** Opening Records shown block **

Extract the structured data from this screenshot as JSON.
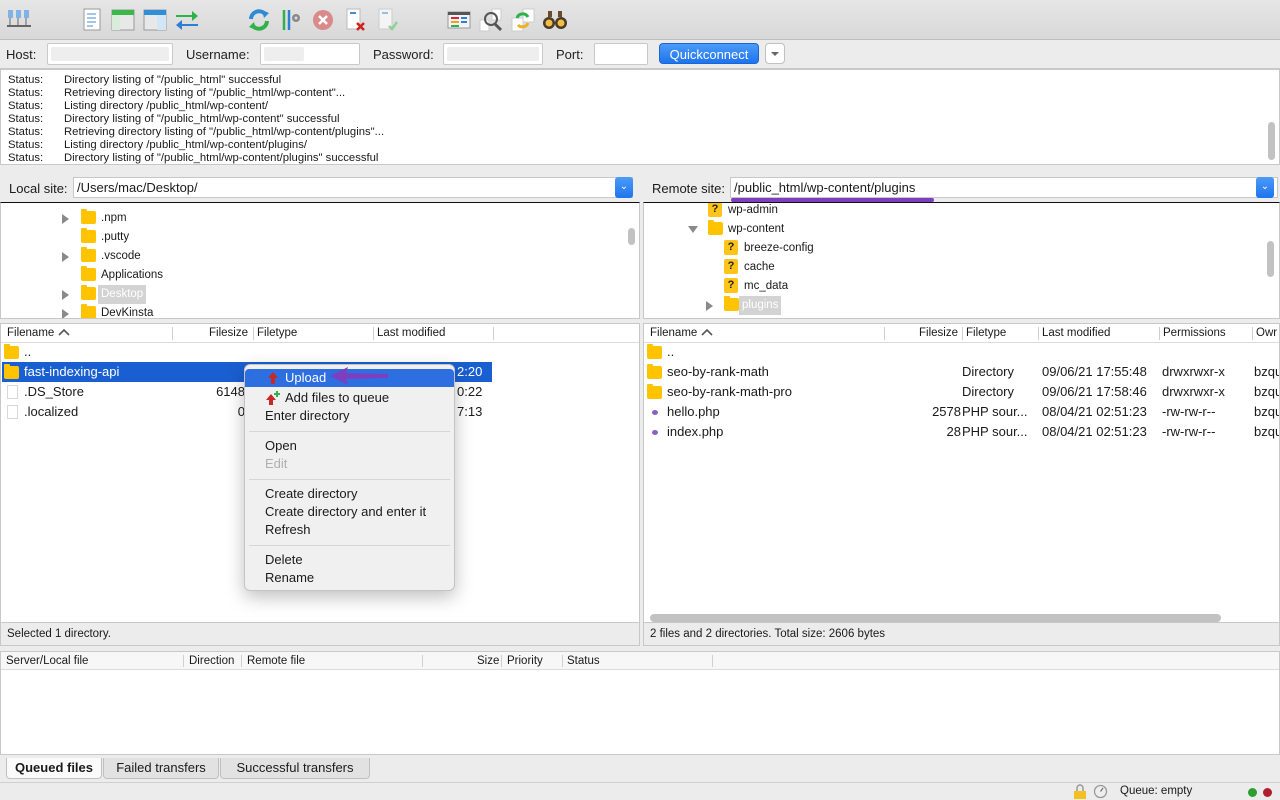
{
  "toolbar": {
    "icons": [
      "site-manager-icon",
      "message-log-toggle-icon",
      "local-tree-toggle-icon",
      "remote-tree-toggle-icon",
      "transfer-queue-toggle-icon",
      "refresh-icon",
      "process-queue-icon",
      "cancel-icon",
      "disconnect-icon",
      "reconnect-icon",
      "directory-listing-filters-icon",
      "directory-comparison-icon",
      "synchronized-browsing-icon",
      "search-remote-files-icon"
    ]
  },
  "quickconnect": {
    "host_label": "Host:",
    "host_value": "",
    "username_label": "Username:",
    "username_value": "",
    "password_label": "Password:",
    "password_value": "",
    "port_label": "Port:",
    "port_value": "",
    "button_label": "Quickconnect"
  },
  "log": [
    {
      "key": "Status:",
      "msg": "Directory listing of \"/public_html\" successful"
    },
    {
      "key": "Status:",
      "msg": "Retrieving directory listing of \"/public_html/wp-content\"..."
    },
    {
      "key": "Status:",
      "msg": "Listing directory /public_html/wp-content/"
    },
    {
      "key": "Status:",
      "msg": "Directory listing of \"/public_html/wp-content\" successful"
    },
    {
      "key": "Status:",
      "msg": "Retrieving directory listing of \"/public_html/wp-content/plugins\"..."
    },
    {
      "key": "Status:",
      "msg": "Listing directory /public_html/wp-content/plugins/"
    },
    {
      "key": "Status:",
      "msg": "Directory listing of \"/public_html/wp-content/plugins\" successful"
    }
  ],
  "local": {
    "site_label": "Local site:",
    "path": "/Users/mac/Desktop/",
    "tree": [
      {
        "name": ".npm",
        "expandable": true
      },
      {
        "name": ".putty",
        "expandable": false
      },
      {
        "name": ".vscode",
        "expandable": true
      },
      {
        "name": "Applications",
        "expandable": false
      },
      {
        "name": "Desktop",
        "expandable": true,
        "selected": true
      },
      {
        "name": "DevKinsta",
        "expandable": true
      }
    ],
    "columns": [
      "Filename",
      "Filesize",
      "Filetype",
      "Last modified"
    ],
    "files": [
      {
        "name": "..",
        "size": "",
        "type": "",
        "modified": ""
      },
      {
        "name": "fast-indexing-api",
        "size": "",
        "type": "",
        "modified": "2:20",
        "selected": true
      },
      {
        "name": ".DS_Store",
        "size": "6148",
        "type": "",
        "modified": "0:22"
      },
      {
        "name": ".localized",
        "size": "0",
        "type": "",
        "modified": "7:13"
      }
    ],
    "status": "Selected 1 directory."
  },
  "remote": {
    "site_label": "Remote site:",
    "path": "/public_html/wp-content/plugins",
    "tree": [
      {
        "name": "wp-admin",
        "unknown": true,
        "level": 1
      },
      {
        "name": "wp-content",
        "expanded": true,
        "level": 1
      },
      {
        "name": "breeze-config",
        "unknown": true,
        "level": 2
      },
      {
        "name": "cache",
        "unknown": true,
        "level": 2
      },
      {
        "name": "mc_data",
        "unknown": true,
        "level": 2
      },
      {
        "name": "plugins",
        "expandable": true,
        "selected": true,
        "level": 2
      }
    ],
    "columns": [
      "Filename",
      "Filesize",
      "Filetype",
      "Last modified",
      "Permissions",
      "Owr"
    ],
    "files": [
      {
        "name": "..",
        "size": "",
        "type": "",
        "modified": "",
        "perms": "",
        "owner": "",
        "kind": "folder"
      },
      {
        "name": "seo-by-rank-math",
        "size": "",
        "type": "Directory",
        "modified": "09/06/21 17:55:48",
        "perms": "drwxrwxr-x",
        "owner": "bzqu",
        "kind": "folder"
      },
      {
        "name": "seo-by-rank-math-pro",
        "size": "",
        "type": "Directory",
        "modified": "09/06/21 17:58:46",
        "perms": "drwxrwxr-x",
        "owner": "bzqu",
        "kind": "folder"
      },
      {
        "name": "hello.php",
        "size": "2578",
        "type": "PHP sour...",
        "modified": "08/04/21 02:51:23",
        "perms": "-rw-rw-r--",
        "owner": "bzqu",
        "kind": "php"
      },
      {
        "name": "index.php",
        "size": "28",
        "type": "PHP sour...",
        "modified": "08/04/21 02:51:23",
        "perms": "-rw-rw-r--",
        "owner": "bzqu",
        "kind": "php"
      }
    ],
    "status": "2 files and 2 directories. Total size: 2606 bytes"
  },
  "context_menu": {
    "items": [
      {
        "label": "Upload",
        "icon": "upload-icon",
        "highlighted": true
      },
      {
        "label": "Add files to queue",
        "icon": "add-to-queue-icon"
      },
      {
        "label": "Enter directory"
      },
      {
        "sep": true
      },
      {
        "label": "Open"
      },
      {
        "label": "Edit",
        "disabled": true
      },
      {
        "sep": true
      },
      {
        "label": "Create directory"
      },
      {
        "label": "Create directory and enter it"
      },
      {
        "label": "Refresh"
      },
      {
        "sep": true
      },
      {
        "label": "Delete"
      },
      {
        "label": "Rename"
      }
    ]
  },
  "queue": {
    "columns": [
      "Server/Local file",
      "Direction",
      "Remote file",
      "Size",
      "Priority",
      "Status"
    ],
    "tabs": [
      "Queued files",
      "Failed transfers",
      "Successful transfers"
    ],
    "active_tab": 0
  },
  "statusbar": {
    "queue_text": "Queue: empty"
  },
  "colors": {
    "accent": "#1f74ee",
    "selection": "#1a5fd1",
    "annotation": "#7b3fbf",
    "folder": "#ffc300"
  }
}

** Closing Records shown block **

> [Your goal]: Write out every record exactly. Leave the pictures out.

> [Solution to this task]:
Extract the structured data from this screenshot as JSON.
{
  "toolbar": {
    "icons": [
      "site-manager-icon",
      "message-log-toggle-icon",
      "local-tree-toggle-icon",
      "remote-tree-toggle-icon",
      "transfer-queue-toggle-icon",
      "refresh-icon",
      "process-queue-icon",
      "cancel-icon",
      "disconnect-icon",
      "reconnect-icon",
      "directory-listing-filters-icon",
      "directory-comparison-icon",
      "synchronized-browsing-icon",
      "search-remote-files-icon"
    ]
  },
  "quickconnect": {
    "host_label": "Host:",
    "host_value": "",
    "username_label": "Username:",
    "username_value": "",
    "password_label": "Password:",
    "password_value": "",
    "port_label": "Port:",
    "port_value": "",
    "button_label": "Quickconnect"
  },
  "log": [
    {
      "key": "Status:",
      "msg": "Directory listing of \"/public_html\" successful"
    },
    {
      "key": "Status:",
      "msg": "Retrieving directory listing of \"/public_html/wp-content\"..."
    },
    {
      "key": "Status:",
      "msg": "Listing directory /public_html/wp-content/"
    },
    {
      "key": "Status:",
      "msg": "Directory listing of \"/public_html/wp-content\" successful"
    },
    {
      "key": "Status:",
      "msg": "Retrieving directory listing of \"/public_html/wp-content/plugins\"..."
    },
    {
      "key": "Status:",
      "msg": "Listing directory /public_html/wp-content/plugins/"
    },
    {
      "key": "Status:",
      "msg": "Directory listing of \"/public_html/wp-content/plugins\" successful"
    }
  ],
  "local": {
    "site_label": "Local site:",
    "path": "/Users/mac/Desktop/",
    "tree": [
      {
        "name": ".npm",
        "expandable": true
      },
      {
        "name": ".putty",
        "expandable": false
      },
      {
        "name": ".vscode",
        "expandable": true
      },
      {
        "name": "Applications",
        "expandable": false
      },
      {
        "name": "Desktop",
        "expandable": true,
        "selected": true
      },
      {
        "name": "DevKinsta",
        "expandable": true
      }
    ],
    "columns": [
      "Filename",
      "Filesize",
      "Filetype",
      "Last modified"
    ],
    "files": [
      {
        "name": "..",
        "size": "",
        "type": "",
        "modified": ""
      },
      {
        "name": "fast-indexing-api",
        "size": "",
        "type": "",
        "modified": "2:20",
        "selected": true
      },
      {
        "name": ".DS_Store",
        "size": "6148",
        "type": "",
        "modified": "0:22"
      },
      {
        "name": ".localized",
        "size": "0",
        "type": "",
        "modified": "7:13"
      }
    ],
    "status": "Selected 1 directory."
  },
  "remote": {
    "site_label": "Remote site:",
    "path": "/public_html/wp-content/plugins",
    "tree": [
      {
        "name": "wp-admin",
        "unknown": true,
        "level": 1
      },
      {
        "name": "wp-content",
        "expanded": true,
        "level": 1
      },
      {
        "name": "breeze-config",
        "unknown": true,
        "level": 2
      },
      {
        "name": "cache",
        "unknown": true,
        "level": 2
      },
      {
        "name": "mc_data",
        "unknown": true,
        "level": 2
      },
      {
        "name": "plugins",
        "expandable": true,
        "selected": true,
        "level": 2
      }
    ],
    "columns": [
      "Filename",
      "Filesize",
      "Filetype",
      "Last modified",
      "Permissions",
      "Owr"
    ],
    "files": [
      {
        "name": "..",
        "size": "",
        "type": "",
        "modified": "",
        "perms": "",
        "owner": "",
        "kind": "folder"
      },
      {
        "name": "seo-by-rank-math",
        "size": "",
        "type": "Directory",
        "modified": "09/06/21 17:55:48",
        "perms": "drwxrwxr-x",
        "owner": "bzqu",
        "kind": "folder"
      },
      {
        "name": "seo-by-rank-math-pro",
        "size": "",
        "type": "Directory",
        "modified": "09/06/21 17:58:46",
        "perms": "drwxrwxr-x",
        "owner": "bzqu",
        "kind": "folder"
      },
      {
        "name": "hello.php",
        "size": "2578",
        "type": "PHP sour...",
        "modified": "08/04/21 02:51:23",
        "perms": "-rw-rw-r--",
        "owner": "bzqu",
        "kind": "php"
      },
      {
        "name": "index.php",
        "size": "28",
        "type": "PHP sour...",
        "modified": "08/04/21 02:51:23",
        "perms": "-rw-rw-r--",
        "owner": "bzqu",
        "kind": "php"
      }
    ],
    "status": "2 files and 2 directories. Total size: 2606 bytes"
  },
  "context_menu": {
    "items": [
      {
        "label": "Upload",
        "icon": "upload-icon",
        "highlighted": true
      },
      {
        "label": "Add files to queue",
        "icon": "add-to-queue-icon"
      },
      {
        "label": "Enter directory"
      },
      {
        "sep": true
      },
      {
        "label": "Open"
      },
      {
        "label": "Edit",
        "disabled": true
      },
      {
        "sep": true
      },
      {
        "label": "Create directory"
      },
      {
        "label": "Create directory and enter it"
      },
      {
        "label": "Refresh"
      },
      {
        "sep": true
      },
      {
        "label": "Delete"
      },
      {
        "label": "Rename"
      }
    ]
  },
  "queue": {
    "columns": [
      "Server/Local file",
      "Direction",
      "Remote file",
      "Size",
      "Priority",
      "Status"
    ],
    "tabs": [
      "Queued files",
      "Failed transfers",
      "Successful transfers"
    ],
    "active_tab": 0
  },
  "statusbar": {
    "queue_text": "Queue: empty"
  },
  "colors": {
    "accent": "#1f74ee",
    "selection": "#1a5fd1",
    "annotation": "#7b3fbf",
    "folder": "#ffc300"
  }
}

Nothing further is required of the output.